▸ **To do**: Go through the listing and return every line with "애니메이션을" in it.

|---|

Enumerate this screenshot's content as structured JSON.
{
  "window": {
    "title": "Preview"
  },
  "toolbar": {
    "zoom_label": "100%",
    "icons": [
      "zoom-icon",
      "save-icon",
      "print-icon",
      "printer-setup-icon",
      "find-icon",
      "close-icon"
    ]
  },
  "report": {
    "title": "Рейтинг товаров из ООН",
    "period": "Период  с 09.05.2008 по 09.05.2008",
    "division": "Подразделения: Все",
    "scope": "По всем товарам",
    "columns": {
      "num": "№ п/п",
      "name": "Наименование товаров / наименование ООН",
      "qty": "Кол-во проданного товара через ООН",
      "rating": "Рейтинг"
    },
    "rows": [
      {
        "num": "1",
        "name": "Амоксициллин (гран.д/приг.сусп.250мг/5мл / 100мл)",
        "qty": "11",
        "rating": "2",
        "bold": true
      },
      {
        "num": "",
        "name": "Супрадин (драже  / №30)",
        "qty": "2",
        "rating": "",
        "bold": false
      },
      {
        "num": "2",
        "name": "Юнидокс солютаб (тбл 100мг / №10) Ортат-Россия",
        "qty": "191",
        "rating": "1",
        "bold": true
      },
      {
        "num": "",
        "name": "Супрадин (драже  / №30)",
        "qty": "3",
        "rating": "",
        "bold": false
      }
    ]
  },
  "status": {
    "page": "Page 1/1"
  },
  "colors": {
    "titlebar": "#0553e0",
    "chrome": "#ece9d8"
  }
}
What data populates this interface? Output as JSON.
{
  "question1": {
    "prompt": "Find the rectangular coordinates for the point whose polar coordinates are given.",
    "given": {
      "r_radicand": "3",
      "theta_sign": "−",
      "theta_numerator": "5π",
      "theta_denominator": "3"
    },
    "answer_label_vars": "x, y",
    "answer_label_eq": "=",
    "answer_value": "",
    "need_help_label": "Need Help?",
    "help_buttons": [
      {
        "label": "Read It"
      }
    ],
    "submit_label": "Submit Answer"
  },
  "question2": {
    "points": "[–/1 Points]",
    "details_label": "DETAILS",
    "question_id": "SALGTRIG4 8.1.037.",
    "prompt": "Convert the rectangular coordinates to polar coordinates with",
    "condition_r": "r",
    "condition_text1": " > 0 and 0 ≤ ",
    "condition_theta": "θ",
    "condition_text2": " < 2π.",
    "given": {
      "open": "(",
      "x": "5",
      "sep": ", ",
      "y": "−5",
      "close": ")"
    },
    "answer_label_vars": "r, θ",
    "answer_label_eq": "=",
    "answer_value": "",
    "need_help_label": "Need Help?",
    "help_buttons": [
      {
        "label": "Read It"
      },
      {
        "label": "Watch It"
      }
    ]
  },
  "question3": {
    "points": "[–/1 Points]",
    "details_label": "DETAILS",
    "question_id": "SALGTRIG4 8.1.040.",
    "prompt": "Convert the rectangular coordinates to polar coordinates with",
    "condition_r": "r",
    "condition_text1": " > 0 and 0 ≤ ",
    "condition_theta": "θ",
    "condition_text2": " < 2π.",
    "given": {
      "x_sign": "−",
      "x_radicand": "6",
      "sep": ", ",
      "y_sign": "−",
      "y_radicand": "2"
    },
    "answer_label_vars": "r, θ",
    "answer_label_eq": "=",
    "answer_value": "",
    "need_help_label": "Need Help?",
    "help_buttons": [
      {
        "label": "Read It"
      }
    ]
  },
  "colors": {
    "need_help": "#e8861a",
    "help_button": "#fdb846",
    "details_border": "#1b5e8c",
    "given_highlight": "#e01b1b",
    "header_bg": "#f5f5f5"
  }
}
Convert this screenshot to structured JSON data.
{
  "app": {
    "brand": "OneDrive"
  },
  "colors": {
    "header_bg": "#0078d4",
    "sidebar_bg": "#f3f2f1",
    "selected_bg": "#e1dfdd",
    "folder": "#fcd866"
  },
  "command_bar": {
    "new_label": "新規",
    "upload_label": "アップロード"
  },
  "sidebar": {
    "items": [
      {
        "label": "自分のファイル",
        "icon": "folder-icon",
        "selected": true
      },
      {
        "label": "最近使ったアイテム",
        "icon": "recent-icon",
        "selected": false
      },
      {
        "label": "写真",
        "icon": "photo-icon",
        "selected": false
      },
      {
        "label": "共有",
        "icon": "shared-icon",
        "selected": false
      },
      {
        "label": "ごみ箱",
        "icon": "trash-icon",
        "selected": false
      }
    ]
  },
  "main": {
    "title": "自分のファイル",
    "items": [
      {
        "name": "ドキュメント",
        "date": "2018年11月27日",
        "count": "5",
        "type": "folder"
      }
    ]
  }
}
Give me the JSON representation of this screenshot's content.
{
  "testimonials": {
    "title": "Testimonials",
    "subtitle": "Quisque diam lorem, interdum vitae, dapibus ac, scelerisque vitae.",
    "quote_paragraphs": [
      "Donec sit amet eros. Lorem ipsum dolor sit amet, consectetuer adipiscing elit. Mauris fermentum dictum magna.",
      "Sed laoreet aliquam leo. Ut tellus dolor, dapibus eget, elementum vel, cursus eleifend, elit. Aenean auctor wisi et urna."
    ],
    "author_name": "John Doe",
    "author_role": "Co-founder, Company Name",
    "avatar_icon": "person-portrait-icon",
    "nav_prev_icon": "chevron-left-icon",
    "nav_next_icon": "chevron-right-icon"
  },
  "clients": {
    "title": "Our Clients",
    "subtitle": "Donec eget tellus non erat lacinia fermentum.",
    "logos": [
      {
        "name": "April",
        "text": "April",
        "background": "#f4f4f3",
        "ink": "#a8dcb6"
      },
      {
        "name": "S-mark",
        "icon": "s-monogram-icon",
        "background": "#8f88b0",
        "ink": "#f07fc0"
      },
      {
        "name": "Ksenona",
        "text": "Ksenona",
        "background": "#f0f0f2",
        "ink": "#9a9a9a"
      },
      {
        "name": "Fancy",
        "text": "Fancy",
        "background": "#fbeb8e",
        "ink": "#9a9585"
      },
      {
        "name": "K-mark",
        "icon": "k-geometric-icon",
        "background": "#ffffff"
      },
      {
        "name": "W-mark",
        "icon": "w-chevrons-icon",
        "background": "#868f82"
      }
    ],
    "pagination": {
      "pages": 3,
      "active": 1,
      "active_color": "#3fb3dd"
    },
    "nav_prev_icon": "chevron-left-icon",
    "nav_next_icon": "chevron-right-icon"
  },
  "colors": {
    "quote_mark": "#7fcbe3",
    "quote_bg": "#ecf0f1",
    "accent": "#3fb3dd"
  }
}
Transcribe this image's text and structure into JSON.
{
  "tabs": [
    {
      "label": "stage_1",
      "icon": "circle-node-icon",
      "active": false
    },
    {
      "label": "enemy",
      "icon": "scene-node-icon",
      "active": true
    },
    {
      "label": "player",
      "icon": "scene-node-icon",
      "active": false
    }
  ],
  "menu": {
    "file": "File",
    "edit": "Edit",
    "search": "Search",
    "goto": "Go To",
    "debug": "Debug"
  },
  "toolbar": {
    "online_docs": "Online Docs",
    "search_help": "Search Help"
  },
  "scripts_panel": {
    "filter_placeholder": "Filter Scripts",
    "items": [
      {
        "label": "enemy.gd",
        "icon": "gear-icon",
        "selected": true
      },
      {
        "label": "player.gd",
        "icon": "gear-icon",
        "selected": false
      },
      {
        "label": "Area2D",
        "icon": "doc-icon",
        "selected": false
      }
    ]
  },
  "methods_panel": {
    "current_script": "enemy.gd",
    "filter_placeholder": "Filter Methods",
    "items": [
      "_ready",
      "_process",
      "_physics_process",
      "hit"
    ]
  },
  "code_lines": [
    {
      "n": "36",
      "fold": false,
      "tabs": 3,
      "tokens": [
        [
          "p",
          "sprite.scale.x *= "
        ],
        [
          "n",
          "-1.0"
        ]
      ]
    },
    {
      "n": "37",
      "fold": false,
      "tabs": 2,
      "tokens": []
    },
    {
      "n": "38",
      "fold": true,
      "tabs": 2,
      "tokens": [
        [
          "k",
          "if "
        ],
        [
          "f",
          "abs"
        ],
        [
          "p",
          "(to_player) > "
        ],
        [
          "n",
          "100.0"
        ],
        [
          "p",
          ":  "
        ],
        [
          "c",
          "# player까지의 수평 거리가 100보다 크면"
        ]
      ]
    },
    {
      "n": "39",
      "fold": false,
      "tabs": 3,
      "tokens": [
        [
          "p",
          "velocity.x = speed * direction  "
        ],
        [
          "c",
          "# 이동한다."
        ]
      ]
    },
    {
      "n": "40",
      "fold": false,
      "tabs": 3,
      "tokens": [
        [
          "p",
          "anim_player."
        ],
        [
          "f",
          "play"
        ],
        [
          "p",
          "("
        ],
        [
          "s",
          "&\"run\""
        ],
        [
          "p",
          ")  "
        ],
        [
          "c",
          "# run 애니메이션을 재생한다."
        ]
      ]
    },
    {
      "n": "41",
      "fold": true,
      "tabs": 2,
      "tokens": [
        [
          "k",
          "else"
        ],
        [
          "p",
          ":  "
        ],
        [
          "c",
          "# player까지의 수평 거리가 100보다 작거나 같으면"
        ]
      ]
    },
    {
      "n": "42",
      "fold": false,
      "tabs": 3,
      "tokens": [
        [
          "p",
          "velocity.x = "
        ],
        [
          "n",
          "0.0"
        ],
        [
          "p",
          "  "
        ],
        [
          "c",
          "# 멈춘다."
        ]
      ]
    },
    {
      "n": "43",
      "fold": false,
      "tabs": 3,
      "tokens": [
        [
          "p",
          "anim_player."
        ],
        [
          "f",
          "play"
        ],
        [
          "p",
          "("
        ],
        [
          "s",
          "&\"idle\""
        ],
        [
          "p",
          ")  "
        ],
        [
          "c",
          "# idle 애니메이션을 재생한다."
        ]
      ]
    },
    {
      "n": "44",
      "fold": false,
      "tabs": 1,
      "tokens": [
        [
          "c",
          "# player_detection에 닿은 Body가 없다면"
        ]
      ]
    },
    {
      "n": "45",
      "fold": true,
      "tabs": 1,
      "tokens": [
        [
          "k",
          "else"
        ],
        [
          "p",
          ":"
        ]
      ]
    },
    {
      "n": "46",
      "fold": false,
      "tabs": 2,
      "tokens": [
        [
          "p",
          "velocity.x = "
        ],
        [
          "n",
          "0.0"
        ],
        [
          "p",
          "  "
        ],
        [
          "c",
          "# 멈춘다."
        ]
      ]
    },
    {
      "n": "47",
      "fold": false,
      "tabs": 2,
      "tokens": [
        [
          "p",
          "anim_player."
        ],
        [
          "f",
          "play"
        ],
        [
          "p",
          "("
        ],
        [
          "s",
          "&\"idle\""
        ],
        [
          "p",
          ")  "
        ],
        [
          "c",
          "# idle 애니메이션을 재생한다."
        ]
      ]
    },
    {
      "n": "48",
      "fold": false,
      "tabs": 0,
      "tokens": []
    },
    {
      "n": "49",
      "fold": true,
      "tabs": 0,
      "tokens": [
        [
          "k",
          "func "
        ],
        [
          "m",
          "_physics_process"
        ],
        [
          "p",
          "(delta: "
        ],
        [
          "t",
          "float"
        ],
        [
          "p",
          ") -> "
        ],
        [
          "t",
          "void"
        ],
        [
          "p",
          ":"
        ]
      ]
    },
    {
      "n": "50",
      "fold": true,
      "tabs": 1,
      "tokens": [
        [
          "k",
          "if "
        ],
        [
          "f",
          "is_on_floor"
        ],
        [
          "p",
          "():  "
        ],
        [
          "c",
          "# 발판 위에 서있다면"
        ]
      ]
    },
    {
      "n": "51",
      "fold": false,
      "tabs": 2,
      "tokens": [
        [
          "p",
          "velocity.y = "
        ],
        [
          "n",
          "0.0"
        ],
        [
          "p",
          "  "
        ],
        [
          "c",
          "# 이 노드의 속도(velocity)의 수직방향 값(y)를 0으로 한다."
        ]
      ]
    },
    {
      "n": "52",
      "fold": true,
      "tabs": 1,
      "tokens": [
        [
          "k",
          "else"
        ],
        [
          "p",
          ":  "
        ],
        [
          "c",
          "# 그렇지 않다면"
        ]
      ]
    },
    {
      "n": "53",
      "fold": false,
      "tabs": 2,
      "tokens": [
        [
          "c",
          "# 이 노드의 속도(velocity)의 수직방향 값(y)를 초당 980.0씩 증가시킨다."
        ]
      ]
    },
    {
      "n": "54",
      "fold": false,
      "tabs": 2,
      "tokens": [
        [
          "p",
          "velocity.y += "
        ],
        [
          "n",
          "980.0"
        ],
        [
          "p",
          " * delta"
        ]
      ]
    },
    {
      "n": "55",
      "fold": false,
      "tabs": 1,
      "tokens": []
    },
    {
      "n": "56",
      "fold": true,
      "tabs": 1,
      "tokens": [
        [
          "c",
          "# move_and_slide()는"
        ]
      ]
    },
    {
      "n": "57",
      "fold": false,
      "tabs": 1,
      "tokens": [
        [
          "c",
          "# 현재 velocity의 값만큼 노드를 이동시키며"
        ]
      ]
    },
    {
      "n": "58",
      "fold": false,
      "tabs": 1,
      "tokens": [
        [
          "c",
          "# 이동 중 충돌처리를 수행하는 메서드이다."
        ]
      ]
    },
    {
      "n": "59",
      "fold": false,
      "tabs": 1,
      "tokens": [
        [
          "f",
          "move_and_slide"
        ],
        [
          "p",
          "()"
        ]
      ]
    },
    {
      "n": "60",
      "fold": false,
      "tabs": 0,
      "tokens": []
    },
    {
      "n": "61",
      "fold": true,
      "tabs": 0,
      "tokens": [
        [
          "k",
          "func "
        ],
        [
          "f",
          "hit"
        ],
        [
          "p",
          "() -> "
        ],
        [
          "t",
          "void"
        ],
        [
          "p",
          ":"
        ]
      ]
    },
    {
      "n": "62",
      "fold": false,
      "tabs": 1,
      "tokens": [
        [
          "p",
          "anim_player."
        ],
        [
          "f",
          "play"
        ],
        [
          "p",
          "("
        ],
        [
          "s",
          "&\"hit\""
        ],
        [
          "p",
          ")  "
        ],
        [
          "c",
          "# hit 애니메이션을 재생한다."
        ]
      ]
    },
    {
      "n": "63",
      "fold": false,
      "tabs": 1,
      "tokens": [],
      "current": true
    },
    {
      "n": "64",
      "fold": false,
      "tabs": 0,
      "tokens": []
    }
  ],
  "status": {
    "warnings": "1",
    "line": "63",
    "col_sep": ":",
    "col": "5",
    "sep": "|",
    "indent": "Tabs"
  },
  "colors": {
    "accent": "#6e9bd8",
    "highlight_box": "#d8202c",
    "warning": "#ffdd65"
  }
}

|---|

▸ **Response to the task**:
          "# run 애니메이션을 재생한다."
          "# idle 애니메이션을 재생한다."
          "# idle 애니메이션을 재생한다."
          "# hit 애니메이션을 재생한다."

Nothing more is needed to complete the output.